While high-frequency traders no longer account for a majority of trading volume, they are still significant. In addition, an increasing number of asset managers who may not be considered to be high-frequency traders, are using computer programs to buy and sell shares automatically.
“By the way, did anybody else notice that the high-frequency traders who are always bragging about how they provide liquidity to the markets simply disappeared as the markets fell through the floor?” Mauldin concluded. “Where was this liquidity they were talking about? They have the inordinate privilege of front-running everybody’s money, taking basis points from every trade, on the theory that they are providing liquidity. And they simply withdrew it via their completely quantitatively computer-controlled system.”
So rather than benefiting the market by providing liquidity, high-frequency traders likely contributed to the sharp price decline by automatically selling in response to falling prices.
“The truth is that the market is just as irrational and divorced from fundamentals on the way up as it is on the way down,” according to The Washington Post. “It is in the nature of markets more so today than ever, as a result of the computerized high-frequency trading strategies of the Wall Street wise guys. What we watched last week is herd behavior on steroids.”
Whether or not high-frequency traders caused the sudden increase in volatility that has emerged this month is open to debate, but it’s certain that they will profit from it. With volatility practically nonexistent over the past couple of years, the volume of high-frequency trading has ebbed. As high-frequency traders thrive on volatility, they are already staging a comeback.
Some believe regulation is necessary to prevent high-frequency traders from having a major influence on the markets.
“High-frequency trading should be reined in, and any bid or ask prices submitted by computers should be made (to) last for at least 0.5 seconds,” according to Maudlin. “Slow enough for a young trader with good twitch speed to hit the button on their own computer and execute.”

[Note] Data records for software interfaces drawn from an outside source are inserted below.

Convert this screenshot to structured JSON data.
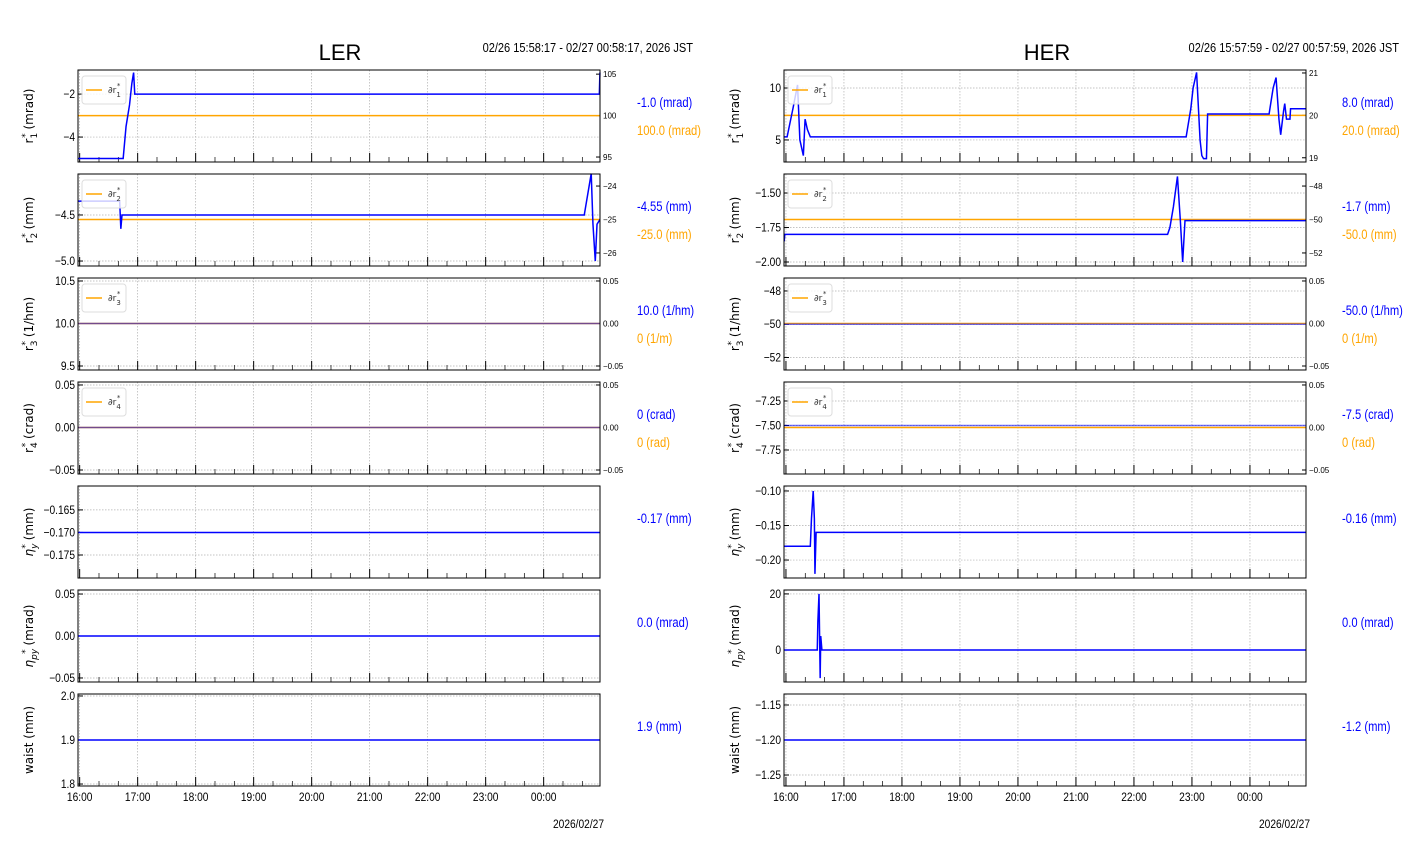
{
  "colors": {
    "blue": "#0000ff",
    "orange": "#ffa500",
    "grid": "#b0b0b0"
  },
  "chart_data": [
    {
      "type": "line",
      "title": "LER",
      "range": "02/26 15:58:17 - 02/27 00:58:17, 2026 JST",
      "date_label": "2026/02/27",
      "xlim": [
        15.9714,
        24.9714
      ],
      "xticks": [
        16,
        17,
        18,
        19,
        20,
        21,
        22,
        23,
        24
      ],
      "xtick_labels": [
        "16:00",
        "17:00",
        "18:00",
        "19:00",
        "20:00",
        "21:00",
        "22:00",
        "23:00",
        "00:00"
      ],
      "panels": [
        {
          "ylabel": {
            "base": "r",
            "sub": "1",
            "unit": "(mrad)"
          },
          "ylim": [
            -5.16,
            -0.88
          ],
          "yticks": [
            -2,
            -4
          ],
          "ytick_labels": [
            "−2",
            "−4"
          ],
          "ylim2": [
            94.4,
            105.5
          ],
          "yticks2": [
            95,
            100,
            105
          ],
          "ytick2_labels": [
            "95",
            "100",
            "105"
          ],
          "legend": "∂r1*",
          "legend_sub": "1",
          "orange": 100,
          "series": [
            [
              15.97,
              -5
            ],
            [
              16.75,
              -5
            ],
            [
              16.8,
              -3.5
            ],
            [
              16.86,
              -2.5
            ],
            [
              16.9,
              -1.5
            ],
            [
              16.93,
              -1
            ],
            [
              16.95,
              -2
            ],
            [
              24.96,
              -2
            ],
            [
              24.97,
              -1
            ]
          ],
          "ann_blue": "-1.0 (mrad)",
          "ann_orange": "100.0 (mrad)"
        },
        {
          "ylabel": {
            "base": "r",
            "sub": "2",
            "unit": "(mm)"
          },
          "ylim": [
            -5.054,
            -4.055
          ],
          "yticks": [
            -4.5,
            -5.0
          ],
          "ytick_labels": [
            "−4.5",
            "−5.0"
          ],
          "ylim2": [
            -26.39,
            -23.64
          ],
          "yticks2": [
            -24,
            -25,
            -26
          ],
          "ytick2_labels": [
            "−24",
            "−25",
            "−26"
          ],
          "legend": "∂r2*",
          "legend_sub": "2",
          "orange": -25,
          "series": [
            [
              15.97,
              -4.35
            ],
            [
              16.69,
              -4.35
            ],
            [
              16.7,
              -4.5
            ],
            [
              16.71,
              -4.65
            ],
            [
              16.73,
              -4.5
            ],
            [
              24.7,
              -4.5
            ],
            [
              24.74,
              -4.35
            ],
            [
              24.78,
              -4.2
            ],
            [
              24.82,
              -4.05
            ],
            [
              24.85,
              -4.6
            ],
            [
              24.89,
              -5.0
            ],
            [
              24.92,
              -4.6
            ],
            [
              24.97,
              -4.55
            ]
          ],
          "ann_blue": "-4.55 (mm)",
          "ann_orange": "-25.0 (mm)"
        },
        {
          "ylabel": {
            "base": "r",
            "sub": "3",
            "unit": "(1/hm)"
          },
          "ylim": [
            9.453,
            10.535
          ],
          "yticks": [
            10.5,
            10.0,
            9.5
          ],
          "ytick_labels": [
            "10.5",
            "10.0",
            "9.5"
          ],
          "ylim2": [
            -0.0547,
            0.0535
          ],
          "yticks2": [
            0.05,
            0,
            -0.05
          ],
          "ytick2_labels": [
            "0.05",
            "0.00",
            "−0.05"
          ],
          "legend": "∂r3*",
          "legend_sub": "3",
          "orange": 0,
          "series": [
            [
              15.97,
              10.0
            ],
            [
              24.97,
              10.0
            ]
          ],
          "ann_blue": "10.0 (1/hm)",
          "ann_orange": "0 (1/m)"
        },
        {
          "ylabel": {
            "base": "r",
            "sub": "4",
            "unit": "(crad)"
          },
          "ylim": [
            -0.0547,
            0.0535
          ],
          "yticks": [
            0.05,
            0,
            -0.05
          ],
          "ytick_labels": [
            "0.05",
            "0.00",
            "−0.05"
          ],
          "ylim2": [
            -0.0547,
            0.0535
          ],
          "yticks2": [
            0.05,
            0,
            -0.05
          ],
          "ytick2_labels": [
            "0.05",
            "0.00",
            "−0.05"
          ],
          "legend": "∂r4*",
          "legend_sub": "4",
          "orange": 0,
          "series": [
            [
              15.97,
              0
            ],
            [
              24.97,
              0
            ]
          ],
          "ann_blue": "0 (crad)",
          "ann_orange": "0 (rad)"
        },
        {
          "ylabel": {
            "base": "η",
            "sub": "y",
            "unit": "(mm)"
          },
          "ylim": [
            -0.1801,
            -0.1597
          ],
          "yticks": [
            -0.165,
            -0.17,
            -0.175
          ],
          "ytick_labels": [
            "−0.165",
            "−0.170",
            "−0.175"
          ],
          "series": [
            [
              15.97,
              -0.17
            ],
            [
              24.97,
              -0.17
            ]
          ],
          "ann_blue": "-0.17 (mm)"
        },
        {
          "ylabel": {
            "base": "η",
            "sub": "py",
            "unit": "(mrad)"
          },
          "ylim": [
            -0.0548,
            0.0548
          ],
          "yticks": [
            0.05,
            0,
            -0.05
          ],
          "ytick_labels": [
            "0.05",
            "0.00",
            "−0.05"
          ],
          "series": [
            [
              15.97,
              0
            ],
            [
              24.97,
              0
            ]
          ],
          "ann_blue": "0.0 (mrad)"
        },
        {
          "ylabel": {
            "base": "waist",
            "sub": "",
            "unit": "(mm)"
          },
          "ylim": [
            1.7955,
            2.0045
          ],
          "yticks": [
            2.0,
            1.9,
            1.8
          ],
          "ytick_labels": [
            "2.0",
            "1.9",
            "1.8"
          ],
          "series": [
            [
              15.97,
              1.9
            ],
            [
              24.97,
              1.9
            ]
          ],
          "ann_blue": "1.9 (mm)"
        }
      ]
    },
    {
      "type": "line",
      "title": "HER",
      "range": "02/26 15:57:59 - 02/27 00:57:59, 2026 JST",
      "date_label": "2026/02/27",
      "xlim": [
        15.9664,
        24.9664
      ],
      "xticks": [
        16,
        17,
        18,
        19,
        20,
        21,
        22,
        23,
        24
      ],
      "xtick_labels": [
        "16:00",
        "17:00",
        "18:00",
        "19:00",
        "20:00",
        "21:00",
        "22:00",
        "23:00",
        "00:00"
      ],
      "panels": [
        {
          "ylabel": {
            "base": "r",
            "sub": "1",
            "unit": "(mrad)"
          },
          "ylim": [
            2.88,
            11.73
          ],
          "yticks": [
            10,
            5
          ],
          "ytick_labels": [
            "10",
            "5"
          ],
          "ylim2": [
            18.9,
            21.07
          ],
          "yticks2": [
            21,
            20,
            19
          ],
          "ytick2_labels": [
            "21",
            "20",
            "19"
          ],
          "legend": "∂r1*",
          "legend_sub": "1",
          "orange": 20,
          "series": [
            [
              15.97,
              5.3
            ],
            [
              16.02,
              5.3
            ],
            [
              16.12,
              8
            ],
            [
              16.2,
              10.3
            ],
            [
              16.24,
              5
            ],
            [
              16.3,
              3.5
            ],
            [
              16.33,
              7
            ],
            [
              16.37,
              6
            ],
            [
              16.42,
              5.3
            ],
            [
              22.9,
              5.3
            ],
            [
              22.98,
              8
            ],
            [
              23.02,
              10
            ],
            [
              23.08,
              11.5
            ],
            [
              23.14,
              5
            ],
            [
              23.17,
              3.5
            ],
            [
              23.2,
              3.2
            ],
            [
              23.25,
              3.2
            ],
            [
              23.27,
              7.5
            ],
            [
              24.33,
              7.5
            ],
            [
              24.4,
              10
            ],
            [
              24.45,
              11
            ],
            [
              24.5,
              7
            ],
            [
              24.53,
              5.5
            ],
            [
              24.58,
              7.8
            ],
            [
              24.6,
              8.5
            ],
            [
              24.63,
              7
            ],
            [
              24.69,
              7
            ],
            [
              24.7,
              8
            ],
            [
              24.97,
              8
            ]
          ],
          "ann_blue": "8.0 (mrad)",
          "ann_orange": "20.0 (mrad)"
        },
        {
          "ylabel": {
            "base": "r",
            "sub": "2",
            "unit": "(mm)"
          },
          "ylim": [
            -2.029,
            -1.362
          ],
          "yticks": [
            -1.5,
            -1.75,
            -2.0
          ],
          "ytick_labels": [
            "−1.50",
            "−1.75",
            "−2.00"
          ],
          "ylim2": [
            -52.78,
            -47.28
          ],
          "yticks2": [
            -48,
            -50,
            -52
          ],
          "ytick2_labels": [
            "−48",
            "−50",
            "−52"
          ],
          "legend": "∂r2*",
          "legend_sub": "2",
          "orange": -50,
          "series": [
            [
              15.97,
              -1.85
            ],
            [
              15.98,
              -1.8
            ],
            [
              22.58,
              -1.8
            ],
            [
              22.62,
              -1.75
            ],
            [
              22.68,
              -1.6
            ],
            [
              22.75,
              -1.38
            ],
            [
              22.8,
              -1.7
            ],
            [
              22.84,
              -2.0
            ],
            [
              22.88,
              -1.7
            ],
            [
              24.97,
              -1.7
            ]
          ],
          "ann_blue": "-1.7 (mm)",
          "ann_orange": "-50.0 (mm)"
        },
        {
          "ylabel": {
            "base": "r",
            "sub": "3",
            "unit": "(1/hm)"
          },
          "ylim": [
            -52.75,
            -47.22
          ],
          "yticks": [
            -48,
            -50,
            -52
          ],
          "ytick_labels": [
            "−48",
            "−50",
            "−52"
          ],
          "ylim2": [
            -0.0547,
            0.0535
          ],
          "yticks2": [
            0.05,
            0,
            -0.05
          ],
          "ytick2_labels": [
            "0.05",
            "0.00",
            "−0.05"
          ],
          "legend": "∂r3*",
          "legend_sub": "3",
          "orange": 0,
          "series": [
            [
              15.97,
              -50
            ],
            [
              24.97,
              -50
            ]
          ],
          "ann_blue": "-50.0 (1/hm)",
          "ann_orange": "0 (1/m)"
        },
        {
          "ylabel": {
            "base": "r",
            "sub": "4",
            "unit": "(crad)"
          },
          "ylim": [
            -7.995,
            -7.056
          ],
          "yticks": [
            -7.25,
            -7.5,
            -7.75
          ],
          "ytick_labels": [
            "−7.25",
            "−7.50",
            "−7.75"
          ],
          "ylim2": [
            -0.0547,
            0.0535
          ],
          "yticks2": [
            0.05,
            0,
            -0.05
          ],
          "ytick2_labels": [
            "0.05",
            "0.00",
            "−0.05"
          ],
          "legend": "∂r4*",
          "legend_sub": "4",
          "orange": 0,
          "series": [
            [
              15.97,
              -7.5
            ],
            [
              24.97,
              -7.5
            ]
          ],
          "ann_blue": "-7.5 (crad)",
          "ann_orange": "0 (rad)"
        },
        {
          "ylabel": {
            "base": "η",
            "sub": "y",
            "unit": "(mm)"
          },
          "ylim": [
            -0.226,
            -0.0928
          ],
          "yticks": [
            -0.1,
            -0.15,
            -0.2
          ],
          "ytick_labels": [
            "−0.10",
            "−0.15",
            "−0.20"
          ],
          "series": [
            [
              15.97,
              -0.18
            ],
            [
              16.42,
              -0.18
            ],
            [
              16.44,
              -0.14
            ],
            [
              16.47,
              -0.1
            ],
            [
              16.49,
              -0.14
            ],
            [
              16.5,
              -0.22
            ],
            [
              16.52,
              -0.16
            ],
            [
              24.97,
              -0.16
            ]
          ],
          "ann_blue": "-0.16 (mm)"
        },
        {
          "ylabel": {
            "base": "η",
            "sub": "py",
            "unit": "(mrad)"
          },
          "ylim": [
            -11.4,
            21.4
          ],
          "yticks": [
            20,
            0
          ],
          "ytick_labels": [
            "20",
            "0"
          ],
          "series": [
            [
              15.97,
              0
            ],
            [
              16.54,
              0
            ],
            [
              16.55,
              10
            ],
            [
              16.57,
              20
            ],
            [
              16.59,
              -10
            ],
            [
              16.6,
              5
            ],
            [
              16.62,
              0
            ],
            [
              24.97,
              0
            ]
          ],
          "ann_blue": "0.0 (mrad)"
        },
        {
          "ylabel": {
            "base": "waist",
            "sub": "",
            "unit": "(mm)"
          },
          "ylim": [
            -1.2657,
            -1.1343
          ],
          "yticks": [
            -1.15,
            -1.2,
            -1.25
          ],
          "ytick_labels": [
            "−1.15",
            "−1.20",
            "−1.25"
          ],
          "series": [
            [
              15.97,
              -1.2
            ],
            [
              24.97,
              -1.2
            ]
          ],
          "ann_blue": "-1.2 (mm)"
        }
      ]
    }
  ]
}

Volume on the New York Stock Exchange would drop significantly, but that’s meaningless volume that isn’t there when it’s needed – as on Feb. 5.